START TASK INPUTS

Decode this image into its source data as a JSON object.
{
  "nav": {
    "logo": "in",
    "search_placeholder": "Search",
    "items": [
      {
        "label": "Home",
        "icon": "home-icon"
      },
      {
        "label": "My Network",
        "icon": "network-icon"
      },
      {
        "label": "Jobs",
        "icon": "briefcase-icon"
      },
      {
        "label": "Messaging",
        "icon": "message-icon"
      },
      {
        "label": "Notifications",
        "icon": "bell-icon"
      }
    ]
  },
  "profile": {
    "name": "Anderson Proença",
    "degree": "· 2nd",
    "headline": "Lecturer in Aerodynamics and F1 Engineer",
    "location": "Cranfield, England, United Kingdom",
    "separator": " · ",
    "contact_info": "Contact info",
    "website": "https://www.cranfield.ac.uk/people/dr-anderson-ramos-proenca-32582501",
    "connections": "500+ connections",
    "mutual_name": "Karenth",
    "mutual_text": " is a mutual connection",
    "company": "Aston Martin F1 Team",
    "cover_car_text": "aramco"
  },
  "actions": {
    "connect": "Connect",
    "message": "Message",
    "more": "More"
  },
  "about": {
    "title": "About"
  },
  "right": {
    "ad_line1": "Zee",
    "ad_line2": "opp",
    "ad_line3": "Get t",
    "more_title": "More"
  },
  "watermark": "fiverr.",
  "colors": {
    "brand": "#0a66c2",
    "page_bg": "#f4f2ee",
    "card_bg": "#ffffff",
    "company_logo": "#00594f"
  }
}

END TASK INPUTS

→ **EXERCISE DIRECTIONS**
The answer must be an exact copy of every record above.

→ **THE COMPLETED TASK**
Decode this image into its source data as a JSON object.
{
  "nav": {
    "logo": "in",
    "search_placeholder": "Search",
    "items": [
      {
        "label": "Home",
        "icon": "home-icon"
      },
      {
        "label": "My Network",
        "icon": "network-icon"
      },
      {
        "label": "Jobs",
        "icon": "briefcase-icon"
      },
      {
        "label": "Messaging",
        "icon": "message-icon"
      },
      {
        "label": "Notifications",
        "icon": "bell-icon"
      }
    ]
  },
  "profile": {
    "name": "Anderson Proença",
    "degree": "· 2nd",
    "headline": "Lecturer in Aerodynamics and F1 Engineer",
    "location": "Cranfield, England, United Kingdom",
    "separator": " · ",
    "contact_info": "Contact info",
    "website": "https://www.cranfield.ac.uk/people/dr-anderson-ramos-proenca-32582501",
    "connections": "500+ connections",
    "mutual_name": "Karenth",
    "mutual_text": " is a mutual connection",
    "company": "Aston Martin F1 Team",
    "cover_car_text": "aramco"
  },
  "actions": {
    "connect": "Connect",
    "message": "Message",
    "more": "More"
  },
  "about": {
    "title": "About"
  },
  "right": {
    "ad_line1": "Zee",
    "ad_line2": "opp",
    "ad_line3": "Get t",
    "more_title": "More"
  },
  "watermark": "fiverr.",
  "colors": {
    "brand": "#0a66c2",
    "page_bg": "#f4f2ee",
    "card_bg": "#ffffff",
    "company_logo": "#00594f"
  }
}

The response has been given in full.